Preprint Article Version 1 Preserved in Portico This version is not peer-reviewed

Statistical Principles of Natural Philosophy

Version 1 : Received: 12 September 2020 / Approved: 14 September 2020 / Online: 14 September 2020 (00:04:07 CEST)
Version 2 : Received: 31 December 2020 / Approved: 5 January 2021 / Online: 5 January 2021 (11:14:18 CET)

How to cite: Guo, T. Statistical Principles of Natural Philosophy. Preprints 2020, 2020090307 (doi: 10.20944/preprints202009.0307.v1). Guo, T. Statistical Principles of Natural Philosophy. Preprints 2020, 2020090307 (doi: 10.20944/preprints202009.0307.v1).


Currently, natural philosophy (Physics) lacks the most fundamental model and a complete set of self-consistent explanations. This article attempts to discuss several issues related to this lack. Starting from the most basic philosophical paradoxes, I deduce a physical model (the natural philosophical outlook) to describe the laws governing the operation of the universe. Based on this model, a mathematical model is established to describe the generalized diffusion behavior of a moving particle swarm, and its simple verification is carried out. In this article, the gravitational force and relativistic effects are interpreted for the first time as a statistical effect of randomly moving particles. Thus, the gravitational force and special relativistic effects are integrated into a single equation (achieved by selecting an initial wave function with a specific norm when solving it), and the cause of stable particle formation is also revealed. The derived equation and the method of acquiring the initial wave function are fully self-consistent with the hypotheses stated in the physical model, thereby also proving the reliability of the physical model to some extent. Some of these ideas may have potential value as a basis for understanding the essence of quantum mechanics, relativity and superstring theory, as well as for gaining a further understanding of nature and the manufacture of quantum computers.

Subject Areas

randomly moving particles; statistical effect; generalized diffusion equation

Comments (0)

We encourage comments and feedback from a broad range of readers. See criteria for comments and our diversity statement.

Leave a public comment
Send a private comment to the author(s)
Views 0
Downloads 0
Comments 0
Metrics 0

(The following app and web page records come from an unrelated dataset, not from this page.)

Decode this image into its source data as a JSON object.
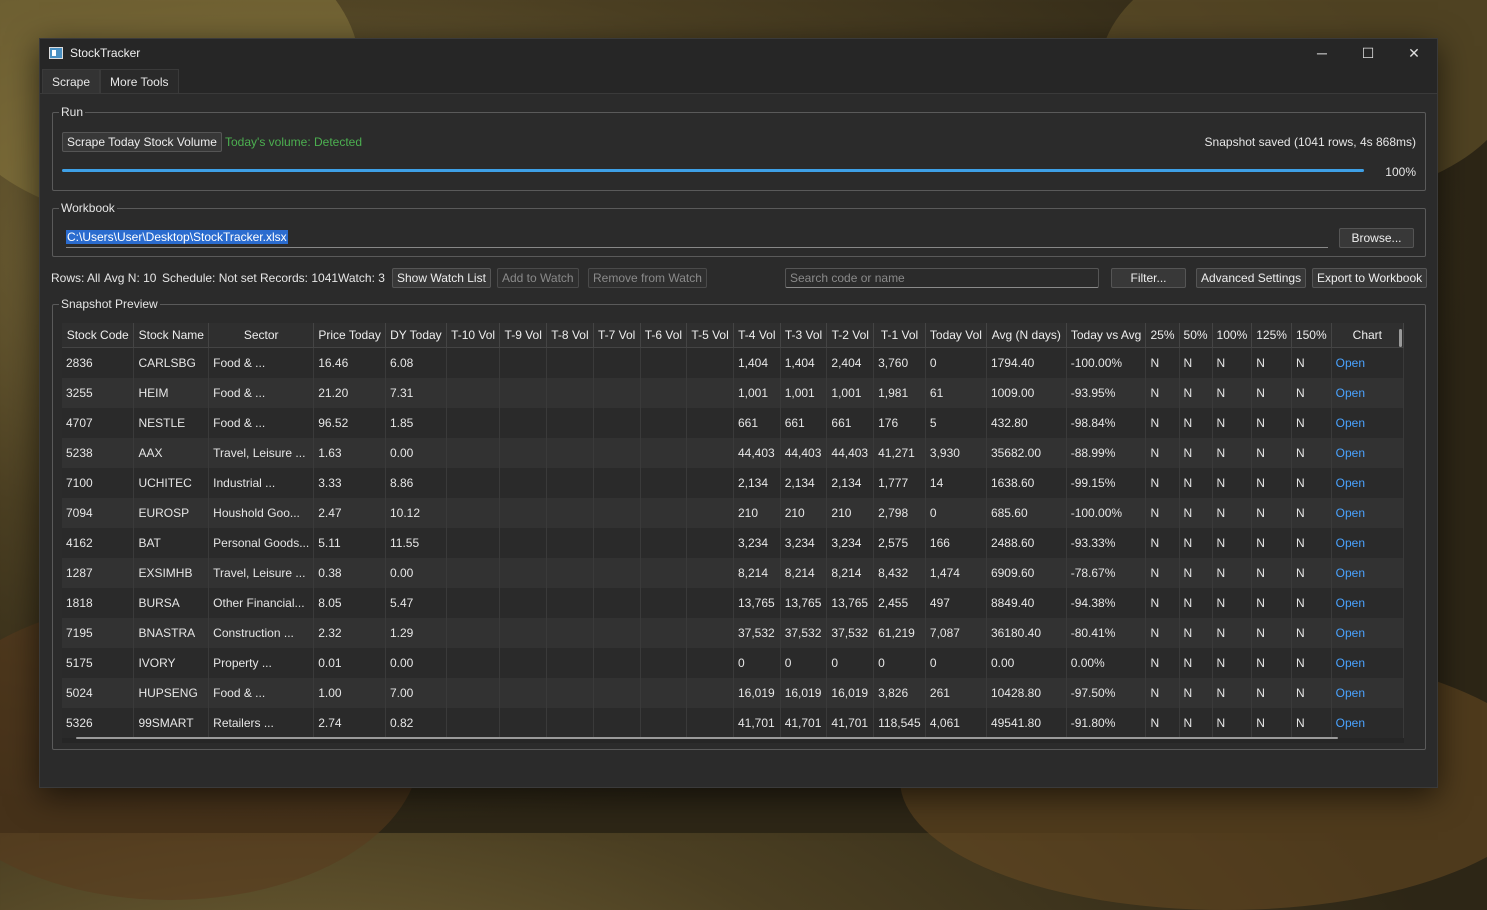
{
  "window": {
    "title": "StockTracker",
    "controls": [
      "─",
      "☐",
      "✕"
    ]
  },
  "tabs": [
    {
      "label": "Scrape",
      "active": true
    },
    {
      "label": "More Tools",
      "active": false
    }
  ],
  "run": {
    "group_label": "Run",
    "scrape_button": "Scrape Today Stock Volume",
    "status": "Today's volume: Detected",
    "status_color": "#4caf50",
    "snapshot_info": "Snapshot saved (1041 rows, 4s 868ms)",
    "progress_percent": 100,
    "progress_label": "100%"
  },
  "workbook": {
    "group_label": "Workbook",
    "path": "C:\\Users\\User\\Desktop\\StockTracker.xlsx",
    "browse_button": "Browse..."
  },
  "toolbar": {
    "rows": "Rows: All",
    "avg_n": "Avg N: 10",
    "schedule": "Schedule: Not set",
    "records": "Records: 1041",
    "watch": "Watch: 3",
    "show_watch": "Show Watch List",
    "add_watch": "Add to Watch",
    "remove_watch": "Remove from Watch",
    "search_placeholder": "Search code or name",
    "filter": "Filter...",
    "advanced": "Advanced Settings",
    "export": "Export to Workbook"
  },
  "snapshot": {
    "group_label": "Snapshot Preview",
    "columns": [
      "Stock Code",
      "Stock Name",
      "Sector",
      "Price Today",
      "DY Today",
      "T-10 Vol",
      "T-9 Vol",
      "T-8 Vol",
      "T-7 Vol",
      "T-6 Vol",
      "T-5 Vol",
      "T-4 Vol",
      "T-3 Vol",
      "T-2 Vol",
      "T-1 Vol",
      "Today Vol",
      "Avg (N days)",
      "Today vs Avg",
      "25%",
      "50%",
      "100%",
      "125%",
      "150%",
      "Chart"
    ],
    "rows": [
      [
        "2836",
        "CARLSBG",
        "Food & ...",
        "16.46",
        "6.08",
        "",
        "",
        "",
        "",
        "",
        "",
        "1,404",
        "1,404",
        "2,404",
        "3,760",
        "0",
        "1794.40",
        "-100.00%",
        "N",
        "N",
        "N",
        "N",
        "N",
        "Open"
      ],
      [
        "3255",
        "HEIM",
        "Food & ...",
        "21.20",
        "7.31",
        "",
        "",
        "",
        "",
        "",
        "",
        "1,001",
        "1,001",
        "1,001",
        "1,981",
        "61",
        "1009.00",
        "-93.95%",
        "N",
        "N",
        "N",
        "N",
        "N",
        "Open"
      ],
      [
        "4707",
        "NESTLE",
        "Food & ...",
        "96.52",
        "1.85",
        "",
        "",
        "",
        "",
        "",
        "",
        "661",
        "661",
        "661",
        "176",
        "5",
        "432.80",
        "-98.84%",
        "N",
        "N",
        "N",
        "N",
        "N",
        "Open"
      ],
      [
        "5238",
        "AAX",
        "Travel, Leisure ...",
        "1.63",
        "0.00",
        "",
        "",
        "",
        "",
        "",
        "",
        "44,403",
        "44,403",
        "44,403",
        "41,271",
        "3,930",
        "35682.00",
        "-88.99%",
        "N",
        "N",
        "N",
        "N",
        "N",
        "Open"
      ],
      [
        "7100",
        "UCHITEC",
        "Industrial ...",
        "3.33",
        "8.86",
        "",
        "",
        "",
        "",
        "",
        "",
        "2,134",
        "2,134",
        "2,134",
        "1,777",
        "14",
        "1638.60",
        "-99.15%",
        "N",
        "N",
        "N",
        "N",
        "N",
        "Open"
      ],
      [
        "7094",
        "EUROSP",
        "Houshold Goo...",
        "2.47",
        "10.12",
        "",
        "",
        "",
        "",
        "",
        "",
        "210",
        "210",
        "210",
        "2,798",
        "0",
        "685.60",
        "-100.00%",
        "N",
        "N",
        "N",
        "N",
        "N",
        "Open"
      ],
      [
        "4162",
        "BAT",
        "Personal Goods...",
        "5.11",
        "11.55",
        "",
        "",
        "",
        "",
        "",
        "",
        "3,234",
        "3,234",
        "3,234",
        "2,575",
        "166",
        "2488.60",
        "-93.33%",
        "N",
        "N",
        "N",
        "N",
        "N",
        "Open"
      ],
      [
        "1287",
        "EXSIMHB",
        "Travel, Leisure ...",
        "0.38",
        "0.00",
        "",
        "",
        "",
        "",
        "",
        "",
        "8,214",
        "8,214",
        "8,214",
        "8,432",
        "1,474",
        "6909.60",
        "-78.67%",
        "N",
        "N",
        "N",
        "N",
        "N",
        "Open"
      ],
      [
        "1818",
        "BURSA",
        "Other Financial...",
        "8.05",
        "5.47",
        "",
        "",
        "",
        "",
        "",
        "",
        "13,765",
        "13,765",
        "13,765",
        "2,455",
        "497",
        "8849.40",
        "-94.38%",
        "N",
        "N",
        "N",
        "N",
        "N",
        "Open"
      ],
      [
        "7195",
        "BNASTRA",
        "Construction ...",
        "2.32",
        "1.29",
        "",
        "",
        "",
        "",
        "",
        "",
        "37,532",
        "37,532",
        "37,532",
        "61,219",
        "7,087",
        "36180.40",
        "-80.41%",
        "N",
        "N",
        "N",
        "N",
        "N",
        "Open"
      ],
      [
        "5175",
        "IVORY",
        "Property ...",
        "0.01",
        "0.00",
        "",
        "",
        "",
        "",
        "",
        "",
        "0",
        "0",
        "0",
        "0",
        "0",
        "0.00",
        "0.00%",
        "N",
        "N",
        "N",
        "N",
        "N",
        "Open"
      ],
      [
        "5024",
        "HUPSENG",
        "Food & ...",
        "1.00",
        "7.00",
        "",
        "",
        "",
        "",
        "",
        "",
        "16,019",
        "16,019",
        "16,019",
        "3,826",
        "261",
        "10428.80",
        "-97.50%",
        "N",
        "N",
        "N",
        "N",
        "N",
        "Open"
      ],
      [
        "5326",
        "99SMART",
        "Retailers ...",
        "2.74",
        "0.82",
        "",
        "",
        "",
        "",
        "",
        "",
        "41,701",
        "41,701",
        "41,701",
        "118,545",
        "4,061",
        "49541.80",
        "-91.80%",
        "N",
        "N",
        "N",
        "N",
        "N",
        "Open"
      ]
    ]
  }
}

Notify me about updates to this article or when a peer-reviewed version is published.
We use cookies on our website to ensure you get the best experience.
Read more about our cookies here.